Last week, a three judge panel of the Eleventh Circuit Federal Court of Appeals heard arguments in the federal government’s appeal of arguably “the most important” challenge to the constitutionality of the Affordable Care Act (ACA), as legal expert Timothy Jost describes it in a superb Health Affairs blog post. Jost, a renowned health law expert, provides the clearest explanation I’ve seen of the arguments being made by the federal government and the plaintiffs in the case, and how the three judges reacted. It is well worth reading by anyone who is interested in how the courts—and ultimately the Supreme Court—may rule on the challenges brought by more than half of the states and the National Federation of Independent Business.
I, like most people, have my own opinion on the legality of the law (I support it), but I am the first to admit that the issues are complex, far more so than the simplistic political arguments made by proponents and opponents alike. It isn’t as simple as saying that if the courts uphold the individual insurance requirement, the government can compel people to do anything it wants, like eat broccoli. Health care is unique, since the decisions I make on buying insurance or not has an impact on everyone else needing health care. But it is also it is not as simple as arguing that Congress can simply mandate any type of individual behavior it determines is needed to achieve a desired policy objective. The U.S. constitution puts boundaries around the government’s authority, and the question in this case is whether or not the ACA exceeded those boundaries.
Also, a federal court can’t overturn a law just because it disagrees with the policies included in it. The federal government’s “most powerful argument”, Jost suggests, may have been that “While the courts have the authority to determine whether a statute is constitutional or not, they cannot strike down a statute simply because they disagree with it as a matter of policy. Courts that exceed their constitutional authority by rejecting legislation because they dislike a policy decision Congress has made are just as great a threat to our democracy as a Congress that adopts legislation that does not fall within its constitutional authority. Indeed, they are a greater threat, because the people can vote Congress out if they dislike the policies it crafts, but judges are appointed for life . . .”
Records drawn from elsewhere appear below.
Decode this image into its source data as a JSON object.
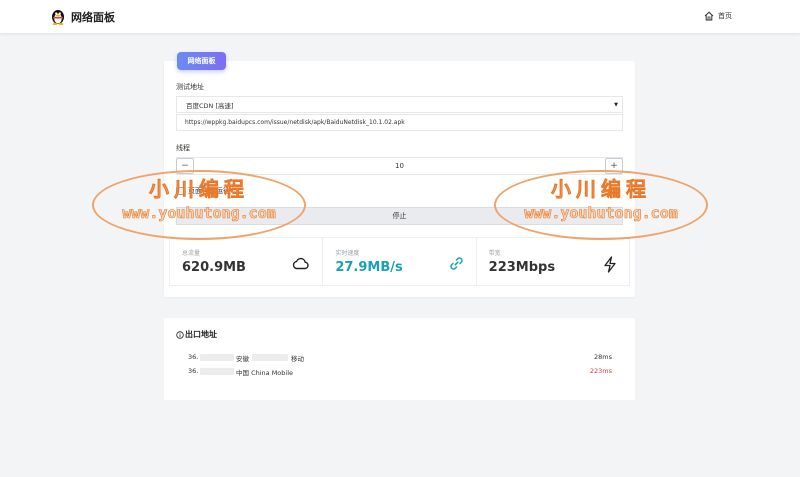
{
  "header": {
    "brand": "网络面板",
    "home_label": "首页"
  },
  "panel": {
    "tab_label": "网络面板",
    "test_address_label": "测试地址",
    "selected_source": "百度CDN [高速]",
    "url": "https://wppkg.baidupcs.com/issue/netdisk/apk/BaiduNetdisk_10.1.02.apk",
    "threads_label": "线程",
    "threads_value": "10",
    "minus_symbol": "−",
    "plus_symbol": "+",
    "auto_run_label": "页面自动运行",
    "stop_label": "停止"
  },
  "stats": [
    {
      "label": "总流量",
      "value": "620.9MB",
      "icon": "cloud-icon"
    },
    {
      "label": "实时速度",
      "value": "27.9MB/s",
      "icon": "link-icon"
    },
    {
      "label": "带宽",
      "value": "223Mbps",
      "icon": "lightning-icon"
    }
  ],
  "exit": {
    "title": "出口地址",
    "rows": [
      {
        "ip_prefix": "36.",
        "region": "安徽",
        "isp": "移动",
        "latency": "28ms"
      },
      {
        "ip_prefix": "36.",
        "region": "中国 China Mobile",
        "latency": "223ms"
      }
    ]
  },
  "watermark": {
    "line1": "小川编程",
    "line2": "www.youhutong.com"
  },
  "colors": {
    "accent": "#6f7ff0",
    "teal": "#17a2b8",
    "latency_high": "#e53935",
    "watermark": "#e9792a"
  }
}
While I am not qualified to predict with any confidence what the courts will decide, I can say with a great deal of confidence what the impact on our health care system will be if the courts find that the individual insurance requirement is unconstitutional:
- It will lead to millions more Americans going without health insurance. According to the Congressional Budget Office (CBO), “Eliminating the individual mandate to obtain coverage . . . would increase the number of uninsured by about 16 million people, resulting in an estimated 39 million uninsured in 2019 . . . That increase in the number of people who are uninsured relative to current law [the Affordable Care Act] would be the net result of about 4-5 million fewer individuals with employer sponsored coverage, about 5 million fewer people with coverage obtained in the individual market (including individual policies purchased in the exchange or directly from insurers in the non-group market), and about 6-7 million fewer individuals with Medicaid or CHIP coverage.” With more uninsured persons, more Americans will suffer unnecessarily and many will die prematurely, according to the Institute of Medicine.
- It will make the ACA’s popular prohibition against insurers excluding or charging more to people with pre-existing conditions completely unworkable. If insurers can’t turn down people or charge them more (except for tobacco use and age, within certain limits), then some people will choose go without health insurance until they get sick. When they do apply to get insurance (subsidized by the taxpayers in many cases!), they will drive up costs to everyone else who had bought insurance all along, and as premiums go up, more people will drop their coverage, leading to even higher premiums for everyone else. The likely result would be a death cycle that leads to the collapse of private insurance markets.
- If private insurance markets collapse, the government would be the only recourse for ensuring that everyone has access to affordable coverage. Mark Pauly, a noted conservative health economist at the University of Pennsylvania who favors free-market solutions, recently noted in Ezra Klein’s Washington Post blog that the “CBO says that you leave about 40 percent of the uninsured population without coverage” [with the subsidies and without the mandate] so “If we want to close that gap, then either we have to have a mandate or make insurance free for everyone and run by the government.”
Next week, the American Medical Association (AMA) will be debating whether to withdraw its support for an individual insurance requirement. The AMA’s Council of Medical Service will recommend that the AMA continue to support the requirement, while a resolution from the Kansas Medical Association calls on the AMA to call for its repeal. ACP has introduced a resolution, supported by 19 other national, state and medical specialty societies, which calls on the AMA to continue to advocate for the individual insurance requirement, while also directing the AMA to explore alternatives should the courts find that it is unconstitutional. ACP’s position isn’t based on ideological or constitutional arguments, but on the evidence that without an individual insurance requirement, millions more people will be uninsured and will experience poorer health outcomes and even premature death as a result.
Today’s questions: Do you think it is possible to cover everyone without an individual insurance requirement, other than the government covering everyone in a public plan? If so, how?